Please write out every record exactly, but keep any images out of it.

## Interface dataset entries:
Segment Open

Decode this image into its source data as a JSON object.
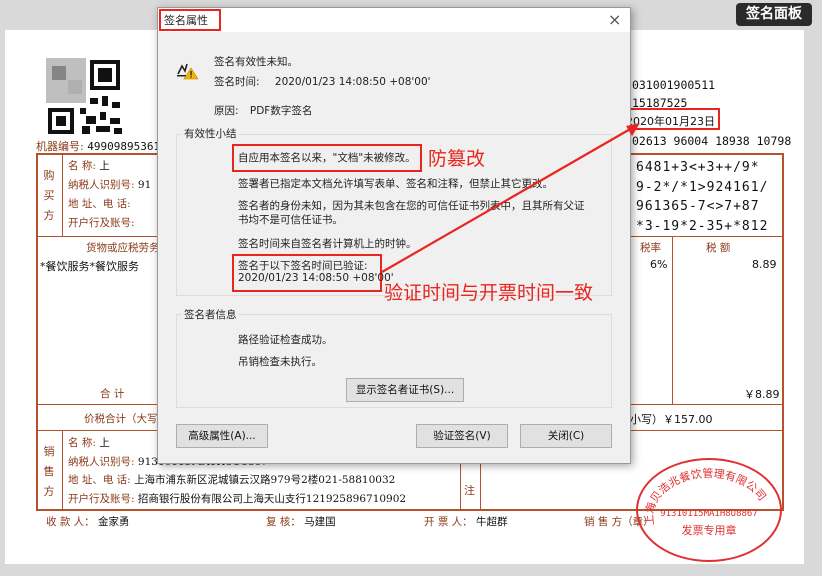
{
  "top": {
    "signature_panel_btn": "签名面板"
  },
  "invoice": {
    "code": "031001900511",
    "number": "15187525",
    "date": "2020年01月23日",
    "check_code": "02613 96004 18938 10798",
    "machine_no_label": "机器编号:",
    "machine_no": "49909895361",
    "buyer_label": [
      "购",
      "买",
      "方"
    ],
    "buyer_fields": {
      "name": "名    称:",
      "taxid": "纳税人识别号:",
      "addr": "地 址、电 话:",
      "bank": "开户行及账号:"
    },
    "buyer_name_partial": "上",
    "buyer_taxid_partial": "91",
    "cipher": [
      "6481+3<+3++/9*",
      "9-2*/*1>924161/",
      "961365-7<>7+87",
      "*3-19*2-35+*812"
    ],
    "goods_header": "货物或应税劳务、服",
    "goods_item": "*餐饮服务*餐饮服务",
    "tax_rate_header": "税率",
    "tax_amount_header": "税  额",
    "tax_rate": "6%",
    "tax_amount": "8.89",
    "total_label": "合      计",
    "total_tax": "￥8.89",
    "grand_total_label": "价税合计（大写）",
    "grand_total_small": "小写）￥157.00",
    "seller_label": [
      "销",
      "售",
      "方"
    ],
    "seller_name_partial": "上",
    "seller_taxid": "91310115MA1H8U8867",
    "seller_addr": "上海市浦东新区泥城镇云汉路979号2楼021-58810032",
    "seller_bank": "招商银行股份有限公司上海天山支行121925896710902",
    "remark_label": "注",
    "payee_label": "收 款 人：",
    "payee": "金家勇",
    "reviewer_label": "复  核：",
    "reviewer": "马建国",
    "drawer_label": "开 票 人：",
    "drawer": "牛超群",
    "seller_sign_label": "销  售  方（章）",
    "seal_company": "上海贝浩兆餐饮管理有限公司",
    "seal_taxid": "91310115MA1H8U8867",
    "seal_bottom": "发票专用章"
  },
  "dialog": {
    "title": "签名属性",
    "validity_unknown": "签名有效性未知。",
    "sign_time_label": "签名时间:",
    "sign_time": "2020/01/23 14:08:50 +08'00'",
    "reason_label": "原因:",
    "reason": "PDF数字签名",
    "summary_group": "有效性小结",
    "not_modified": "自应用本签名以来，\"文档\"未被修改。",
    "permissions": "签署者已指定本文档允许填写表单、签名和注释，但禁止其它更改。",
    "identity_unknown_1": "签名者的身份未知，因为其未包含在您的可信任证书列表中，且其所有父证",
    "identity_unknown_2": "书均不是可信任证书。",
    "time_from_computer": "签名时间来自签名者计算机上的时钟。",
    "verified_at_label": "签名于以下签名时间已验证:",
    "verified_at": "2020/01/23 14:08:50 +08'00'",
    "signer_group": "签名者信息",
    "path_ok": "路径验证检查成功。",
    "revocation": "吊销检查未执行。",
    "show_cert_btn": "显示签名者证书(S)...",
    "advanced_btn": "高级属性(A)...",
    "verify_btn": "验证签名(V)",
    "close_btn": "关闭(C)",
    "close_icon": "close-icon",
    "warning_icon": "signature-warning-icon"
  },
  "annotations": {
    "tamper_proof": "防篡改",
    "time_consistent": "验证时间与开票时间一致",
    "color": "#e8261f"
  }
}
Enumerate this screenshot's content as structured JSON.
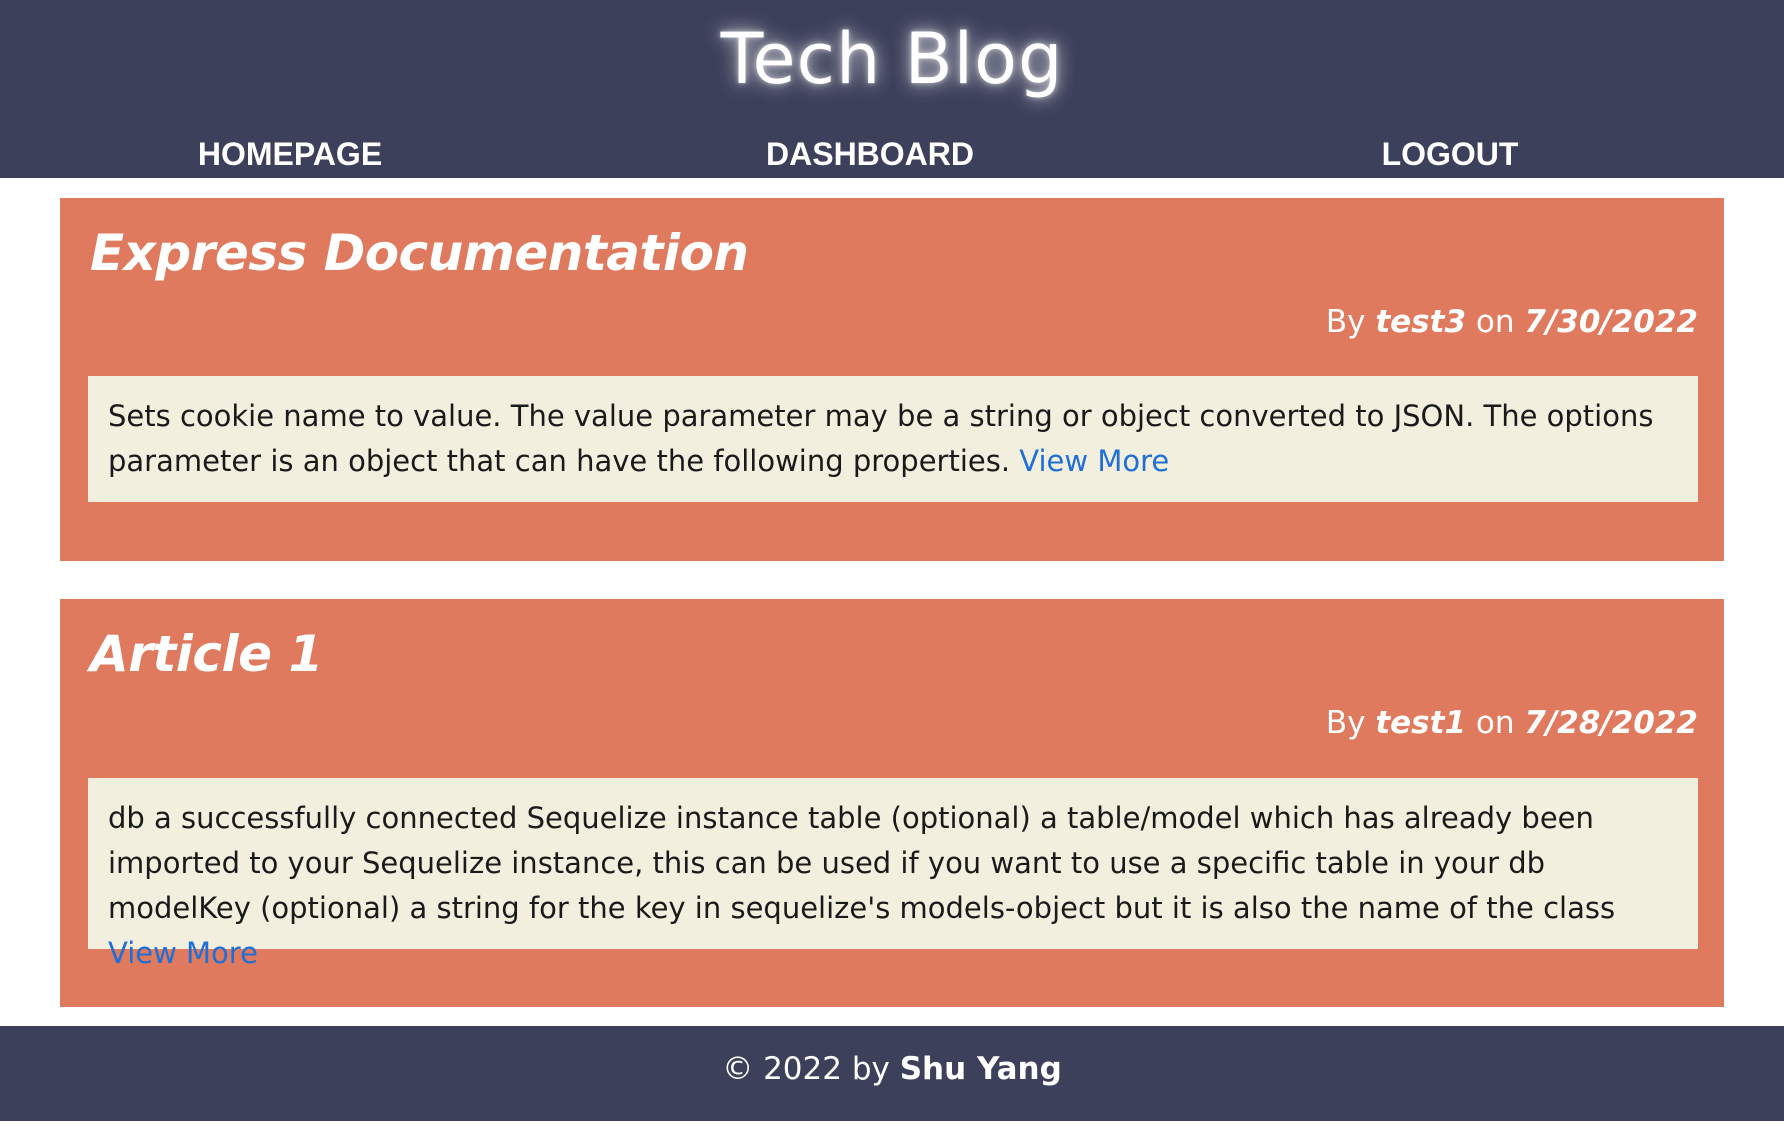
{
  "header": {
    "title": "Tech Blog",
    "nav": {
      "home": "HOMEPAGE",
      "dashboard": "DASHBOARD",
      "logout": "LOGOUT"
    }
  },
  "posts": [
    {
      "title": "Express Documentation",
      "by_label": "By",
      "author": "test3",
      "on_label": "on",
      "date": "7/30/2022",
      "excerpt": "Sets cookie name to value. The value parameter may be a string or object converted to JSON. The options parameter is an object that can have the following properties.",
      "view_more": "View More"
    },
    {
      "title": "Article 1",
      "by_label": "By",
      "author": "test1",
      "on_label": "on",
      "date": "7/28/2022",
      "excerpt": "db a successfully connected Sequelize instance table (optional) a table/model which has already been imported to your Sequelize instance, this can be used if you want to use a specific table in your db modelKey (optional) a string for the key in sequelize's models-object but it is also the name of the class",
      "view_more": "View More"
    }
  ],
  "footer": {
    "copyright": "© 2022 by",
    "author": "Shu Yang"
  },
  "colors": {
    "header_bg": "#3d405b",
    "post_bg": "#e07a5f",
    "post_body_bg": "#f2efde",
    "link": "#1f6fd6"
  }
}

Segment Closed

## Your solution:
Decode this image into its source data as a JSON object.
{
  "top": {
    "signature_panel_btn": "签名面板"
  },
  "invoice": {
    "code": "031001900511",
    "number": "15187525",
    "date": "2020年01月23日",
    "check_code": "02613 96004 18938 10798",
    "machine_no_label": "机器编号:",
    "machine_no": "49909895361",
    "buyer_label": [
      "购",
      "买",
      "方"
    ],
    "buyer_fields": {
      "name": "名    称:",
      "taxid": "纳税人识别号:",
      "addr": "地 址、电 话:",
      "bank": "开户行及账号:"
    },
    "buyer_name_partial": "上",
    "buyer_taxid_partial": "91",
    "cipher": [
      "6481+3<+3++/9*",
      "9-2*/*1>924161/",
      "961365-7<>7+87",
      "*3-19*2-35+*812"
    ],
    "goods_header": "货物或应税劳务、服",
    "goods_item": "*餐饮服务*餐饮服务",
    "tax_rate_header": "税率",
    "tax_amount_header": "税  额",
    "tax_rate": "6%",
    "tax_amount": "8.89",
    "total_label": "合      计",
    "total_tax": "￥8.89",
    "grand_total_label": "价税合计（大写）",
    "grand_total_small": "小写）￥157.00",
    "seller_label": [
      "销",
      "售",
      "方"
    ],
    "seller_name_partial": "上",
    "seller_taxid": "91310115MA1H8U8867",
    "seller_addr": "上海市浦东新区泥城镇云汉路979号2楼021-58810032",
    "seller_bank": "招商银行股份有限公司上海天山支行121925896710902",
    "remark_label": "注",
    "payee_label": "收 款 人：",
    "payee": "金家勇",
    "reviewer_label": "复  核：",
    "reviewer": "马建国",
    "drawer_label": "开 票 人：",
    "drawer": "牛超群",
    "seller_sign_label": "销  售  方（章）",
    "seal_company": "上海贝浩兆餐饮管理有限公司",
    "seal_taxid": "91310115MA1H8U8867",
    "seal_bottom": "发票专用章"
  },
  "dialog": {
    "title": "签名属性",
    "validity_unknown": "签名有效性未知。",
    "sign_time_label": "签名时间:",
    "sign_time": "2020/01/23 14:08:50 +08'00'",
    "reason_label": "原因:",
    "reason": "PDF数字签名",
    "summary_group": "有效性小结",
    "not_modified": "自应用本签名以来，\"文档\"未被修改。",
    "permissions": "签署者已指定本文档允许填写表单、签名和注释，但禁止其它更改。",
    "identity_unknown_1": "签名者的身份未知，因为其未包含在您的可信任证书列表中，且其所有父证",
    "identity_unknown_2": "书均不是可信任证书。",
    "time_from_computer": "签名时间来自签名者计算机上的时钟。",
    "verified_at_label": "签名于以下签名时间已验证:",
    "verified_at": "2020/01/23 14:08:50 +08'00'",
    "signer_group": "签名者信息",
    "path_ok": "路径验证检查成功。",
    "revocation": "吊销检查未执行。",
    "show_cert_btn": "显示签名者证书(S)...",
    "advanced_btn": "高级属性(A)...",
    "verify_btn": "验证签名(V)",
    "close_btn": "关闭(C)",
    "close_icon": "close-icon",
    "warning_icon": "signature-warning-icon"
  },
  "annotations": {
    "tamper_proof": "防篡改",
    "time_consistent": "验证时间与开票时间一致",
    "color": "#e8261f"
  }
}
Enumerate this screenshot's content as structured JSON.
{
  "header": {
    "title": "Tech Blog",
    "nav": {
      "home": "HOMEPAGE",
      "dashboard": "DASHBOARD",
      "logout": "LOGOUT"
    }
  },
  "posts": [
    {
      "title": "Express Documentation",
      "by_label": "By",
      "author": "test3",
      "on_label": "on",
      "date": "7/30/2022",
      "excerpt": "Sets cookie name to value. The value parameter may be a string or object converted to JSON. The options parameter is an object that can have the following properties.",
      "view_more": "View More"
    },
    {
      "title": "Article 1",
      "by_label": "By",
      "author": "test1",
      "on_label": "on",
      "date": "7/28/2022",
      "excerpt": "db a successfully connected Sequelize instance table (optional) a table/model which has already been imported to your Sequelize instance, this can be used if you want to use a specific table in your db modelKey (optional) a string for the key in sequelize's models-object but it is also the name of the class",
      "view_more": "View More"
    }
  ],
  "footer": {
    "copyright": "© 2022 by",
    "author": "Shu Yang"
  },
  "colors": {
    "header_bg": "#3d405b",
    "post_bg": "#e07a5f",
    "post_body_bg": "#f2efde",
    "link": "#1f6fd6"
  }
}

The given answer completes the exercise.